Whether it’s the office assistant who just gave you directions, the barista who crafted your no-whip no-foam soy latte or the guy who cured your laptop of its crippling virus a day before that big paper of yours was due, Boston University runs in part thanks to the help of work-study students.
BU employs 2,500 students through the Federal Work-Study Program both on campus at offices, schools and facilities and off campus at nonprofit, incorporated community service organizations, according to the Student Employment Office website. On-campus work-study participants work under the supervision of supervisors overseen by the university, while those working off-campus are supervised by their respective non-profit, incorporated organizations.
The program, which is federally subsidized and administered by the university, helps students fund their educational expenses by providing them with access to part-time jobs while attending university. Work-study is a form of financial aid and is awarded through a student aid package based on calculated need.
With recent proposals in Congress geared toward cutting other forms of federal financial aid nationwide, work-study still remains an integral and prominent part of the collegiate financial aid system, and will perhaps become even more so if the federal government cuts funding.
“Given the record budget deficits, it is unlikely that Congress will increase student aid funding by much over the next decade. Instead, there will be greater emphasis on using current funding more effectively,” financial expert Mark Kantrowitz wrote in an article for The Huffington Post.
Generally work-study students work eight to 12 hours per week. Their pay ranges from $8 to $10.25 per hour, according to the BU Office of Financial Assistance.
After receiving the Federal Work-Study Grant in their financial aid package, students can search for a work-study job on the Work-Study Job Board on the Student Link or work with the BU Student Employment Office.
College of Arts and Sciences freshman Michelle Cedeño works as a gallery assistant and greeter at various university art galleries, including the George Sherman Union Gallery and the galleries at 808 Commonwealth Ave. Her duties include watching the exhibits, greeting patrons, answering questions and helping to set up the galleries.
“I am very happy with my job,” Cedeño said. “When I’m there, I get time to myself that I wouldn’t normally get back at some place like Warren Towers, just because I can quietly work on my homework and think about things while I’m working.”
Prior to attending BU, Cedeño worked at the St. Louis Art Museum. Upon filling out a survey listing her interests and work experience the summer before, the university offered her the job as gallery assistant.
Although Cedeño maintains that her work-study job is “a great opportunity,” she said she does not think the process is perfect.
“The one thing I would have changed about the process is that they should not base my job on prior work experience,” she said. “They should have listened to my interests more. I would have preferred to try something new instead of working in art again.”

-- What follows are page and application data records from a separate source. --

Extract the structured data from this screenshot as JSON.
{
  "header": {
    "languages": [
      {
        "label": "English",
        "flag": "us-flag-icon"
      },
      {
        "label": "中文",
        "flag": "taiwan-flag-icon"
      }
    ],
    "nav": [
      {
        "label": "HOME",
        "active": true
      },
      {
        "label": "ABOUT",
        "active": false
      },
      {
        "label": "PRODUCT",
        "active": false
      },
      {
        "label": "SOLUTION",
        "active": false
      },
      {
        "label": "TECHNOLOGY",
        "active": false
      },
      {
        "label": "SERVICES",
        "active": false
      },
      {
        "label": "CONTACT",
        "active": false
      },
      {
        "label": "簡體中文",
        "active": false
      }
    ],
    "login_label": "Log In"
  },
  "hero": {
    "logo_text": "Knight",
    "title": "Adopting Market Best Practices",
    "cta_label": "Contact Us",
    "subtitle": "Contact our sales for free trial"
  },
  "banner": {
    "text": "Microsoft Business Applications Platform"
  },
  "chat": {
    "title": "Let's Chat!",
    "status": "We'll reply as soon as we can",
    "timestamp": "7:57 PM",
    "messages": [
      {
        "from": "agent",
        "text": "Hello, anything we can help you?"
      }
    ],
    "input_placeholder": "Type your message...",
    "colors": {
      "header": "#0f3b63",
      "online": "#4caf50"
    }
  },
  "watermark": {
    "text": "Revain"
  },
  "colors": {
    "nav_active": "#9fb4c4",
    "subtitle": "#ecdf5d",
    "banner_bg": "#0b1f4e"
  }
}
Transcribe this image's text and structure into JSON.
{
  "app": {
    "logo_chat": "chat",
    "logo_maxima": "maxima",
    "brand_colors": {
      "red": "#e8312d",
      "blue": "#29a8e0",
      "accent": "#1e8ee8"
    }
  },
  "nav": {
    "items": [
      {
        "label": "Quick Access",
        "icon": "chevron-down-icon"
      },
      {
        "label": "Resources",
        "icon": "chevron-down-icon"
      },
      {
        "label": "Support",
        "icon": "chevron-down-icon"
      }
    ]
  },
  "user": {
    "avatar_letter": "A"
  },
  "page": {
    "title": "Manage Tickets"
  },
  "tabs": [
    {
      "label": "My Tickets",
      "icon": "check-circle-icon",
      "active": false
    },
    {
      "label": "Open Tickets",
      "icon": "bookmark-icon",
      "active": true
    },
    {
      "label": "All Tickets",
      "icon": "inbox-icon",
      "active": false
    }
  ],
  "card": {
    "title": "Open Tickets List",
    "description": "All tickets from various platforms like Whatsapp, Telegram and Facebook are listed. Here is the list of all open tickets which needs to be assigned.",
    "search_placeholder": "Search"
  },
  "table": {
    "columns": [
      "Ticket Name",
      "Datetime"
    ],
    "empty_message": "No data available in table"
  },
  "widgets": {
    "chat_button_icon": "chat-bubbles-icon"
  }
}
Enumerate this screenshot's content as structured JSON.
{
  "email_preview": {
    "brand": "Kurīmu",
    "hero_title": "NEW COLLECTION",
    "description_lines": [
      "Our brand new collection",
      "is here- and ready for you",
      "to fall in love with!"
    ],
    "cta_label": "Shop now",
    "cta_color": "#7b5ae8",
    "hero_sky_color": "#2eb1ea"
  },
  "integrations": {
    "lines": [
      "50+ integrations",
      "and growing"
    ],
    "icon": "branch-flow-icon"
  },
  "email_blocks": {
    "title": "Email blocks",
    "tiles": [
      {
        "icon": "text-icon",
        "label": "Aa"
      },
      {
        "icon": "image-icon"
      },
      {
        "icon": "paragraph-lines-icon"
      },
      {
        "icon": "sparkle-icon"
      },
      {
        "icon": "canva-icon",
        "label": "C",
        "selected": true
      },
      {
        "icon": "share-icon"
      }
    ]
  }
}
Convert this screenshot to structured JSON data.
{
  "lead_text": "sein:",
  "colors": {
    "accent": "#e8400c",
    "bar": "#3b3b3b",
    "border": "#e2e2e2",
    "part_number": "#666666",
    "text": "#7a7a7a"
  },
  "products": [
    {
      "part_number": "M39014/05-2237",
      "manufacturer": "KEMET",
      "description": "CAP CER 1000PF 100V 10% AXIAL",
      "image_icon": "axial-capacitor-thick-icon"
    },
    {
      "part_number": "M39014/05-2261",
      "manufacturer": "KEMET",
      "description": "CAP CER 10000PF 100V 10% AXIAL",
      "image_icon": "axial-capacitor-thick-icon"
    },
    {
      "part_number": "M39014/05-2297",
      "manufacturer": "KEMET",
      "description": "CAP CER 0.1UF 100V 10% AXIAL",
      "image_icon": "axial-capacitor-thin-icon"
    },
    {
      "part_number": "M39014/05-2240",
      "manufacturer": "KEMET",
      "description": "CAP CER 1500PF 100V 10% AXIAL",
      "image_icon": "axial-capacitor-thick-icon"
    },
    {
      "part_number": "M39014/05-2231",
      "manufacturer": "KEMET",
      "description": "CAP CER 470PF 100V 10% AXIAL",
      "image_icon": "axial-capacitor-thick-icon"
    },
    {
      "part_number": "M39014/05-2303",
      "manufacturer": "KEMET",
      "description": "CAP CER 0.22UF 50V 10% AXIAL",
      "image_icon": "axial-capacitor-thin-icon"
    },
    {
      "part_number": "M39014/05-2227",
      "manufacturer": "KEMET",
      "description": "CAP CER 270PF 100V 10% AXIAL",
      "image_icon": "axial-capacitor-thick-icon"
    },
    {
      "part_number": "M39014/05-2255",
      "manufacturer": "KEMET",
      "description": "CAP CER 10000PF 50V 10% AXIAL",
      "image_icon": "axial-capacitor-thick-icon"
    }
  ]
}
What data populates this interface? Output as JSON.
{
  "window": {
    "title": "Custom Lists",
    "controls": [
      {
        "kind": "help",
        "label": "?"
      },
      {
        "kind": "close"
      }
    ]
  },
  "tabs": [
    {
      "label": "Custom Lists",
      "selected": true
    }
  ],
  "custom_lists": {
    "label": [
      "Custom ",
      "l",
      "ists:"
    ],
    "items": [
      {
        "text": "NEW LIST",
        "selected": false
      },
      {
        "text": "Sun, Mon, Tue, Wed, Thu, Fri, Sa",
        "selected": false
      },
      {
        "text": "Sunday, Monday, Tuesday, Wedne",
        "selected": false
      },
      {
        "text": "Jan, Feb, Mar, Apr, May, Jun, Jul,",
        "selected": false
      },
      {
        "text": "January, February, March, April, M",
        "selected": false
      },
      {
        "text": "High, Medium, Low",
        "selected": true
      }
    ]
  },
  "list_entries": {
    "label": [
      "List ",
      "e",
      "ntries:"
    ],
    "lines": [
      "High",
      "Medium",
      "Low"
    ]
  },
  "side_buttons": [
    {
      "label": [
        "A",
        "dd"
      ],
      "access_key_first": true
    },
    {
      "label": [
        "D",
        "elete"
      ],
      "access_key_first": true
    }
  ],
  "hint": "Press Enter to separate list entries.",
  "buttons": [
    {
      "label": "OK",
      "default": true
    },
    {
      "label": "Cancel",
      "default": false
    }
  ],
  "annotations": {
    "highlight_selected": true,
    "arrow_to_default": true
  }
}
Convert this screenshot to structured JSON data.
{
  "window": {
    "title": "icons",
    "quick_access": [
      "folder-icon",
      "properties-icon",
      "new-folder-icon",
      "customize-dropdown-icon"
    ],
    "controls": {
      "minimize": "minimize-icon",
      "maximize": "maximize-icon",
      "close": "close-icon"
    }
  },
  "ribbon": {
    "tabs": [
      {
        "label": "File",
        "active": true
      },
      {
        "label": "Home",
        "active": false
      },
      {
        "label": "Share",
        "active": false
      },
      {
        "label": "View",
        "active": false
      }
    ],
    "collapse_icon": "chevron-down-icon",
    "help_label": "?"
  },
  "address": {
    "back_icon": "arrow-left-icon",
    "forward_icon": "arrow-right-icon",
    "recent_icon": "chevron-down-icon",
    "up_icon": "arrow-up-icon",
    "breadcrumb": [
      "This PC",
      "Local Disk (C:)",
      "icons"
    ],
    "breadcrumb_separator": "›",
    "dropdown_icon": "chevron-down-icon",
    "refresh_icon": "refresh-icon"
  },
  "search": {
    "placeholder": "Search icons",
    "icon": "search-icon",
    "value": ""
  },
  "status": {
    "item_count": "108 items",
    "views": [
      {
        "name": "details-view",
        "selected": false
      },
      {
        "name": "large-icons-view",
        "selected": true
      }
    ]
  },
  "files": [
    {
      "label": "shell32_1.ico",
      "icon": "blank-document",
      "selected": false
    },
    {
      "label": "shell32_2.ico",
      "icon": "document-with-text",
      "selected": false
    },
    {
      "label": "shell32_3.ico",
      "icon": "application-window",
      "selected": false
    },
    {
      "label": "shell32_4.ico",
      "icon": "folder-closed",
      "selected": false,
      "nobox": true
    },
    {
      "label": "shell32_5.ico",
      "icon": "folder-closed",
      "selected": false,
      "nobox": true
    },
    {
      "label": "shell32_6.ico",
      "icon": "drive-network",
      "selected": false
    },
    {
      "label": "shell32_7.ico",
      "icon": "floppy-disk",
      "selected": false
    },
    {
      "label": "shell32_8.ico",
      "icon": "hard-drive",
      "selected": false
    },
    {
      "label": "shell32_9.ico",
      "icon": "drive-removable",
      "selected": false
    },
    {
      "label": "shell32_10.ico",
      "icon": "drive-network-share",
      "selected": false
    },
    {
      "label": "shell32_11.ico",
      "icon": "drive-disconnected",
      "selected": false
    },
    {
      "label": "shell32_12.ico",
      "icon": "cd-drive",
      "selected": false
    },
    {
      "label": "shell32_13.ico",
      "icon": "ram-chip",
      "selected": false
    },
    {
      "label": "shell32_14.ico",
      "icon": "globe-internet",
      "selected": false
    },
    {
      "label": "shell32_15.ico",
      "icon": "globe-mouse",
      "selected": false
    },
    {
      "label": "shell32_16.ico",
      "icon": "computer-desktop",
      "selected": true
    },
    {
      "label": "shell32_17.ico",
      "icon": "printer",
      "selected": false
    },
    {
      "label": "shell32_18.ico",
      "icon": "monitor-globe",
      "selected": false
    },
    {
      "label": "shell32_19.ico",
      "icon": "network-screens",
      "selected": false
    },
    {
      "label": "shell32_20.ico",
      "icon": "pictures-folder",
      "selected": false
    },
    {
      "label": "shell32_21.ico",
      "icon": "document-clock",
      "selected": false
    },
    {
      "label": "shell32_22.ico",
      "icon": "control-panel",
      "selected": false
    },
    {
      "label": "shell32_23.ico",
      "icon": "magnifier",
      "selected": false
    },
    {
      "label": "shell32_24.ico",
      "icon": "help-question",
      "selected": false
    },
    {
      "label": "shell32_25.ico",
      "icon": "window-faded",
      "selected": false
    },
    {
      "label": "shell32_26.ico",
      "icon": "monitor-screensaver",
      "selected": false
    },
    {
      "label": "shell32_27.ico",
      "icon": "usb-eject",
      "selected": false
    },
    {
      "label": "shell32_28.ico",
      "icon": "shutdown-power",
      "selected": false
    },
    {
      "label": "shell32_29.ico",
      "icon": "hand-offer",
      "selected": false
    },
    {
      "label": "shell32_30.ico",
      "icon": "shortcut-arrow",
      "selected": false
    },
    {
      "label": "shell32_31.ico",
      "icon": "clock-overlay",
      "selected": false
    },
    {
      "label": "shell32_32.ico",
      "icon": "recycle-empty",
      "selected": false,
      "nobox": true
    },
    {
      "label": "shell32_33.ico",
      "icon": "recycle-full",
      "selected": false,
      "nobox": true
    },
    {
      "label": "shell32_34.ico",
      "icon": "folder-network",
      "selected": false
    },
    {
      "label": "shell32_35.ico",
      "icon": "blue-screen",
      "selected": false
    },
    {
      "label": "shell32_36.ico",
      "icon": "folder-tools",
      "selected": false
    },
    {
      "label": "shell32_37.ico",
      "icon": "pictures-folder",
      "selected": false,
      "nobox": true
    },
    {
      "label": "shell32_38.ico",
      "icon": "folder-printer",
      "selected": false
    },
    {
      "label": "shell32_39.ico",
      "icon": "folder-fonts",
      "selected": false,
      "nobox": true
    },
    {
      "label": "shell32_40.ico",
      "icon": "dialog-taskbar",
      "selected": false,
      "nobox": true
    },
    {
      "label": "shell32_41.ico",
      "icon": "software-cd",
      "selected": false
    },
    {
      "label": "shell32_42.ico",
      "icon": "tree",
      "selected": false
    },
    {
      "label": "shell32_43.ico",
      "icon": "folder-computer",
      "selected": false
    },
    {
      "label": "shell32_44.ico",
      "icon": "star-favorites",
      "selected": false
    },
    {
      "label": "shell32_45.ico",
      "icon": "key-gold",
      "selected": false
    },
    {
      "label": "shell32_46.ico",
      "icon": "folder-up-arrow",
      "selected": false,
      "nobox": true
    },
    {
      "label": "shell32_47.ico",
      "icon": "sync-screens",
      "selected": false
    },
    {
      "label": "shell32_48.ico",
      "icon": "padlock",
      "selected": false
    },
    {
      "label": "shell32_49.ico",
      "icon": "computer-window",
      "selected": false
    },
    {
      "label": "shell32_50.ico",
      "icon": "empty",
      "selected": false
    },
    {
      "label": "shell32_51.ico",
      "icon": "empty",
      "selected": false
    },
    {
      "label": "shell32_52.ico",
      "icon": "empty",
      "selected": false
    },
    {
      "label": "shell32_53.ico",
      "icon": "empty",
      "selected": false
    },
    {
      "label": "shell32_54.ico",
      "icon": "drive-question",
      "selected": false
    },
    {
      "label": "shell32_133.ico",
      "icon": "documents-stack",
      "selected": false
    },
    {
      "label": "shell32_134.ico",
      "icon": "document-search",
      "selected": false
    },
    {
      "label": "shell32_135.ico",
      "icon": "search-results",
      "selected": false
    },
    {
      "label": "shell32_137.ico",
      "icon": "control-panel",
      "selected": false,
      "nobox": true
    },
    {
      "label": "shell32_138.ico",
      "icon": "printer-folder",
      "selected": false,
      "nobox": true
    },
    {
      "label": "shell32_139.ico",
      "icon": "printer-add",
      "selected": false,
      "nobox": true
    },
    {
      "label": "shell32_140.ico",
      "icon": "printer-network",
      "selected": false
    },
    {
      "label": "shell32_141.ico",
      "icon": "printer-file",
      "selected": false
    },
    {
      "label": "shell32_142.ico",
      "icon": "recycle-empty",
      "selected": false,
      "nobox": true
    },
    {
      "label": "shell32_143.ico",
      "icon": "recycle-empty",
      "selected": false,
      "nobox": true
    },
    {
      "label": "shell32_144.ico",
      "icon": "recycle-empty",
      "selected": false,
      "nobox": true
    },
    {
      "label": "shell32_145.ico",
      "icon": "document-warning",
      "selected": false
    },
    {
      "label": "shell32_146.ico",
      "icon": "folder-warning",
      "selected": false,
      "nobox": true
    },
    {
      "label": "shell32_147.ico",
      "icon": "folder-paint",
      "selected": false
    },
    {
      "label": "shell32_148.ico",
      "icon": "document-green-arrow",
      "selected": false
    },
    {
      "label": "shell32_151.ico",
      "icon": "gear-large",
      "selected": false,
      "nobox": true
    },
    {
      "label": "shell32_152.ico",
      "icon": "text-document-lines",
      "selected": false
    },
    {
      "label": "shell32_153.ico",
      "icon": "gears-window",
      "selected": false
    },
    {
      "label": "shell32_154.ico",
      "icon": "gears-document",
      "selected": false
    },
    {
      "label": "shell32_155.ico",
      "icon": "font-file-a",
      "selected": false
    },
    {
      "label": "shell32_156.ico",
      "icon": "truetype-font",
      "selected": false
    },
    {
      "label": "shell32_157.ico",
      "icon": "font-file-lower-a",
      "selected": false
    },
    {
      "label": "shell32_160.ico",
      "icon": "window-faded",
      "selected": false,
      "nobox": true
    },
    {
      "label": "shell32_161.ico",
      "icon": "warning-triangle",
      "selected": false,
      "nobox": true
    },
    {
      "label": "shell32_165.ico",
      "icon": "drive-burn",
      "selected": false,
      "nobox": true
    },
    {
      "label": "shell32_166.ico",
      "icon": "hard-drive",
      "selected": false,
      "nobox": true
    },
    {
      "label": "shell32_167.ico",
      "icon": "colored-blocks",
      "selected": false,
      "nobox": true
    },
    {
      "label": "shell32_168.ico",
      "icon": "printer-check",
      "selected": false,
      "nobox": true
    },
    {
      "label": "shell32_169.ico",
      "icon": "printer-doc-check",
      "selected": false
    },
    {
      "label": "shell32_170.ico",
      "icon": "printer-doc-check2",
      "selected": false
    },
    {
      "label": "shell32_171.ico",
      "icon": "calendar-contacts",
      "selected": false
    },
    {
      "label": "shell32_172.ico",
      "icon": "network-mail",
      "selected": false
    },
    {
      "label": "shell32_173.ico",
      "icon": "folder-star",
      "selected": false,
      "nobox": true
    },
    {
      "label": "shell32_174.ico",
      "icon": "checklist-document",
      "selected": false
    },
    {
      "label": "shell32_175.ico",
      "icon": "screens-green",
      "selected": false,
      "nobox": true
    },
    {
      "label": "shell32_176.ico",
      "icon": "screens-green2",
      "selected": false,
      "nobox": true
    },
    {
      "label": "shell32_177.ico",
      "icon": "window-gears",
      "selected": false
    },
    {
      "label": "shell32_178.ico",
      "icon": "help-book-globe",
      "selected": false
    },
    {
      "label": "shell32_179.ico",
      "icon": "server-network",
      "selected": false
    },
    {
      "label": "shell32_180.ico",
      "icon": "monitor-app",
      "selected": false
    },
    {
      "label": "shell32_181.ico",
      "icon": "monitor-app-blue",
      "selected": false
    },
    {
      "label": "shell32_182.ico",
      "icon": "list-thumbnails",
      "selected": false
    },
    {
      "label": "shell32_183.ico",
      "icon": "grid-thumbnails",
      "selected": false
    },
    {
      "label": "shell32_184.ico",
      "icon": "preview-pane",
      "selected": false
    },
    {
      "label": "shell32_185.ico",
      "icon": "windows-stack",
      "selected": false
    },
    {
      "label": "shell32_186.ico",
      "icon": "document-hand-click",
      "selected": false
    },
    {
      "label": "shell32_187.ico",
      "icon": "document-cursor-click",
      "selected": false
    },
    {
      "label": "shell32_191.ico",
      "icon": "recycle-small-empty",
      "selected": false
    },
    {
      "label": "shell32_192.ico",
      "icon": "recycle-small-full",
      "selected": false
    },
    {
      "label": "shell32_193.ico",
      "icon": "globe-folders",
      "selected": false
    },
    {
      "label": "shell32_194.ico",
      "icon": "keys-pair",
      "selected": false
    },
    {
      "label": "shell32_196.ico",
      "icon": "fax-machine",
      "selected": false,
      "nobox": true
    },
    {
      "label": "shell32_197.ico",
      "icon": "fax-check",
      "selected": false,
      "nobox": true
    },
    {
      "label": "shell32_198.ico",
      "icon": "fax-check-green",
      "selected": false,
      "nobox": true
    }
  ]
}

When asked about her satisfaction with work-study, CAS freshman Lydia Hogan said, “Previous experience didn’t matter much for me as I was offered an on-campus office job doing simple filing, scanning and photocopying. All in all I’d say the work study program is pretty well-organized and I’m fortunate to have found a job through it.”
Hogan, who works as an office assistant in the human resources office, said although her job isn’t exactly thrilling, it is relatively easy to balance with school work and other obligations.
“I can make my own schedule and only work about 10 hours per week. Also, seeing as my job is pretty mindless work, I don’t stress over it and if I really need to call out to study for an exam my boss knows that school comes first,” she said. “I feel fortunate to have a job, as many of my peers are struggling with pocket money.”
Work-study jobs can also contribute to one’s academic experience at BU, students say.
CAS freshman Anna Diorio works as an office assistant in the anthropology department. She said the work she has done this year within the department proved to be an integral factor in convincing her to choose anthropology as a major.
“I get a lot out of my work study job … and working in the department allows me to get to know the professors on a personal level,” Diorio said. “Also, I have direct access to my folder so I know my paperwork gets done, and it is much easier for me to make appointments with my academic adviser. Also, I always know about upcoming events and programs in the department, so I can get even more involved.”
Diorio said she has no problem balancing her school work with her job.
“My supervisors are very understanding and sympathetic to the fact that I am a full-time student with a part-time job, so if I have to call out of work to finish writing a paper, or get some more studying in, it usually isn’t a big deal,” she said. “Also, if it is a slow day at work, I can usually find time to study or do homework at my desk.”